As mentioned above, the opponent should have submitted evidence, or at least put forward a coherent line of argument demonstrating what the detriment or unfair advantage would consist of and how it would occur, that could lead to the prima facie conclusion that such an event is indeed likely in the ordinary course of events.
This is confirmed by Rule 19(2)(c) EUTMIR, which establishes that if the opposition is based on a mark with a reputation within the meaning of Article 8(5) EUTMR, the opponent must submit evidence showing that the mark has a reputation, as well as evidence or arguments demonstrating that use without due cause of the contested trade mark would take unfair advantage of, or be detrimental to, the distinctive character or repute of the earlier trade mark.
In the present case, the opponent merely quotes the relevant wording of the Regulation concerning the detriment or unfair advantage. The circumstances described as being ‘detrimental to the repute’, ‘detrimental to the distinctive character’, or taking ‘unfair advantage of the distinctive character or repute of the earlier trade mark’, are in fact very different from each other. In its submissions, the opponent refers to them without any distinction, treating the whole as an unavoidable effect of the similarity of the signs and the alleged reputation of the earlier trade mark. However, there seems to be no good reason to assume that use of the contested trade mark will result in any such events occurring. Although potential detriment or unfair advantage cannot be completely excluded, this is insufficient, as seen above.

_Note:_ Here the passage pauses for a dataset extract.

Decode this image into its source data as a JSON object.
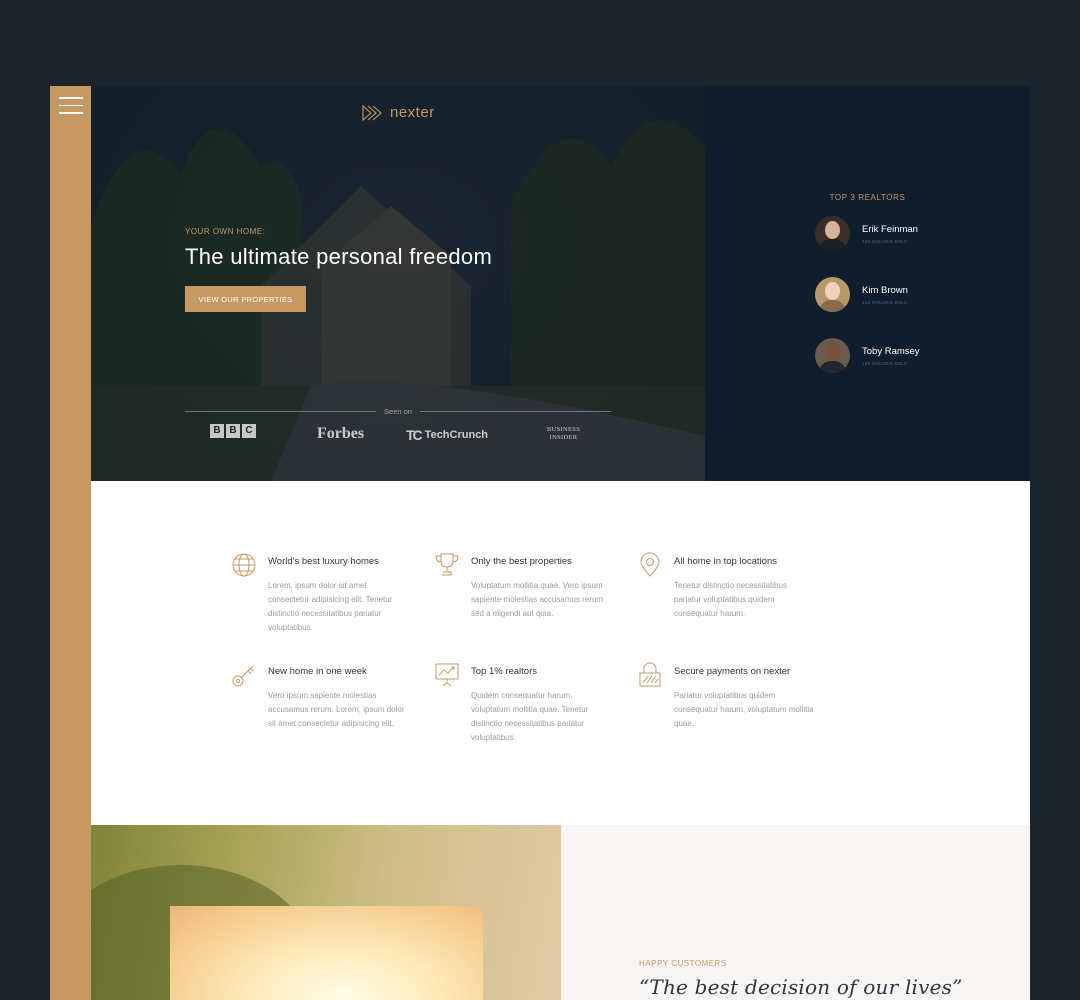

According to Article 76(1) EUTMR, the Office will examine the facts of its own motion in proceedings before it; however, in proceedings relating to relative grounds for refusal of registration, the Office restricts its examination to the facts, evidence and arguments submitted by the parties and the relief sought.
Given that the opponent could not establish that the contested sign would take unfair advantage of, or be detrimental to the distinctive character or repute of the earlier trade mark, the opposition is considered not well founded under Article 8(5) EUTMR.
Consequently, it is unnecessary to compare the signs at issue and to evaluate whether the evidence filed by the opponent on 21/04/2015 proves use or reputation of the earlier right.
According to Article 85(1) EUTMR, the losing party in opposition proceedings must bear the fees and costs incurred by the other party.
Since the opponent is the losing party, it must bear the costs incurred by the applicant in the course of these proceedings.
According to Rule 94(3) and Rule 94(7)(d)(ii) EUTMIR, the costs to be paid to the applicant are the costs of representation which are to be fixed on the basis of the maximum rate set therein.
The Opposition Division
According to Article 59 EUTMR, any party adversely affected by this decision has a right to appeal against this decision. According to Article 60 EUTMR, notice of appeal must be filed in writing at the Office within two months of the date of notification of this decision. It must be filed in the language of the proceedings in which the decision subject to appeal was taken. Furthermore, a written statement of the grounds of appeal must be filed within four months of the same date. The notice of appeal will be deemed to be filed only when the appeal fee of EUR 720 has been paid.
The amount determined in the fixation of the costs may only be reviewed by a decision of the Opposition Division on request. According to Rule 94(4) EUTMIR, such a request must be filed within one month from the date of notification of this fixation of costs and shall be deemed to be filed only when the review fee of EUR 100 (Annex I A(33) EUTMR) has been paid.